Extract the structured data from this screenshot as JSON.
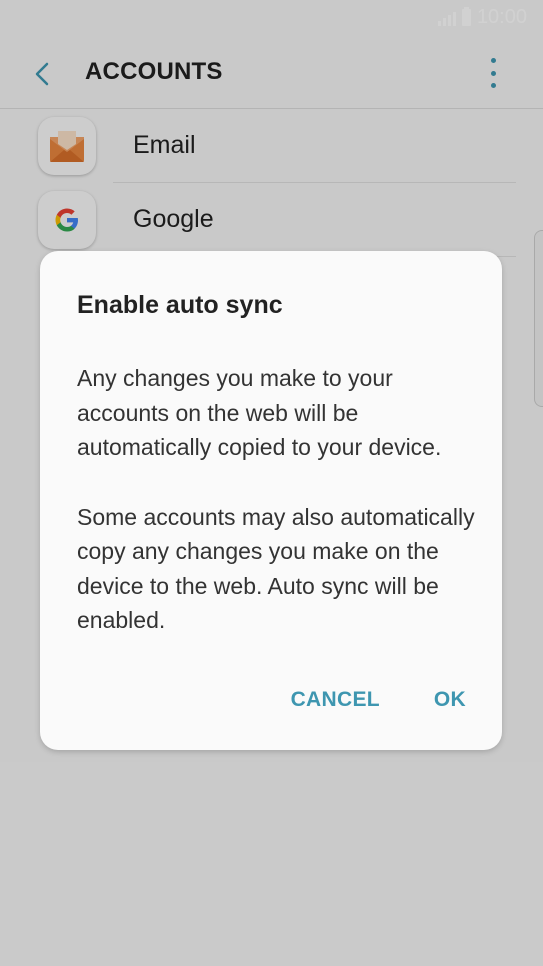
{
  "status_bar": {
    "time": "10:00"
  },
  "app_bar": {
    "title": "ACCOUNTS"
  },
  "accounts": [
    {
      "label": "Email",
      "icon": "email-envelope-icon"
    },
    {
      "label": "Google",
      "icon": "google-g-icon"
    }
  ],
  "dialog": {
    "title": "Enable auto sync",
    "paragraphs": [
      "Any changes you make to your accounts on the web will be automatically copied to your device.",
      "Some accounts may also automatically copy any changes you make on the device to the web. Auto sync will be enabled."
    ],
    "cancel_label": "CANCEL",
    "ok_label": "OK"
  },
  "colors": {
    "accent": "#3e96b0",
    "background": "#f6f6f6",
    "dialog_background": "#fafafa",
    "email_icon": "#e9873f"
  }
}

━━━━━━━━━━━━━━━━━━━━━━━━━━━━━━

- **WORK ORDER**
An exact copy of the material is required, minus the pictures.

- **RESPONSE TO THE EXERCISE**
Extract the structured data from this screenshot as JSON.
{
  "status_bar": {
    "time": "10:00"
  },
  "app_bar": {
    "title": "ACCOUNTS"
  },
  "accounts": [
    {
      "label": "Email",
      "icon": "email-envelope-icon"
    },
    {
      "label": "Google",
      "icon": "google-g-icon"
    }
  ],
  "dialog": {
    "title": "Enable auto sync",
    "paragraphs": [
      "Any changes you make to your accounts on the web will be automatically copied to your device.",
      "Some accounts may also automatically copy any changes you make on the device to the web. Auto sync will be enabled."
    ],
    "cancel_label": "CANCEL",
    "ok_label": "OK"
  },
  "colors": {
    "accent": "#3e96b0",
    "background": "#f6f6f6",
    "dialog_background": "#fafafa",
    "email_icon": "#e9873f"
  }
}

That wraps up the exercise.